Learning by doing next to me is the best way to train new apprentices. So, I sent my Turkish helper back to the truck to get two pole pruners with a saw attachment. He was able to just reach the branch without a ladder.

When we got the branch safely on the ground, I had to remind my apprentice to remove the remaining stub. Not only is it ugly, it can also allow diseases to get into the tree. Later, when he tried to tell me about his burning arms, I knew what he meant. I’ve taken down enough tree branches to know it requires physical strength. An apprentices with burning arms is music to my ears.

Red Seal effect

Now, I know some people laugh at the idea of Red Seal effect. The effect of me training new hires to become great landscapers.

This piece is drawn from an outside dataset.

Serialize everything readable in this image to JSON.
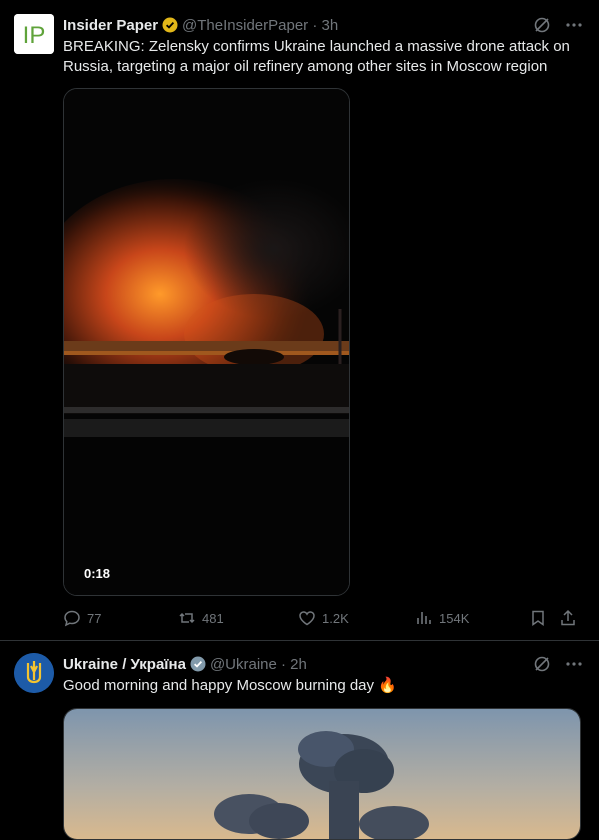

Incredibly, I have my share of haters and I’ve made fun of them in a recent blog. Having haters is actually a great sign, so just ignore them and keep doing the same great work.

Simply put, it works. Apprentices spend the day working with me so we get to work and talk together. When I see mistakes, I correct them immediately; and I answer all questions to the best of my ability. I suspect my Turkish helper will never again walk away from a branch stub. He’ll remove it like a pro. Thanks to the Red Seal effect.

Make work on snow days

By | Seasonal, Strata Maintenance | No Comments

Vas hates snowflakes

I hate snow. Every time it snows I can’t work or I have to search my snowy sites and make some work. It’s a bit tedious but, hey, at least the kids will get to eat and enjoy high-speed wi-fi.

Let’s start with the obvious: gently get snow off shrubs and trees so they don’t break up under the snow load. Just do it gently so you’re not the source of the damage.

Once the snow is cleared off your shrubs, you can attend to your trees. Some might have broken branches which require immediate pruning and removal. Broken branches already on the ground must be removed as well.

Broken Sweetgum tree branch.

It’s also very common for snow loads to push over cedar hedging so take a good look and correct it, if you can. You can use arbor tie or wires to keep the hedge together.

Snow damaged Thuja occidentalis

We don’t really want the homeowner to look at this all winter. Make corrections as soon as you can.

Small jobs

When you finish your site snow check, you can search for other small jobs. For example, I found a few Bergenia specimens on the boulevard with their flower stalks still attached. Removing them was a breeze.

Remove all Bergenia flower stalks.

Deadheading Hydrangeas is also a good task but some people make the case for keeping the flowers on until spring. They protect the buds and look fantastic when they are covered in frost. Your call. I can look the other way when you are looking for some work on a snow day.

As you make your way through the site, take it all in and just accept it. Some sites are beautiful when they are covered in white snow. You might as well enjoy it and assess the site for future winter work.

Also, do not forget about safety meetings. It is perfectly acceptable to discuss safety issues on slower, snowy days. As long as you are discussing work issues, I do not see any problems with it. Fill out your day and go home.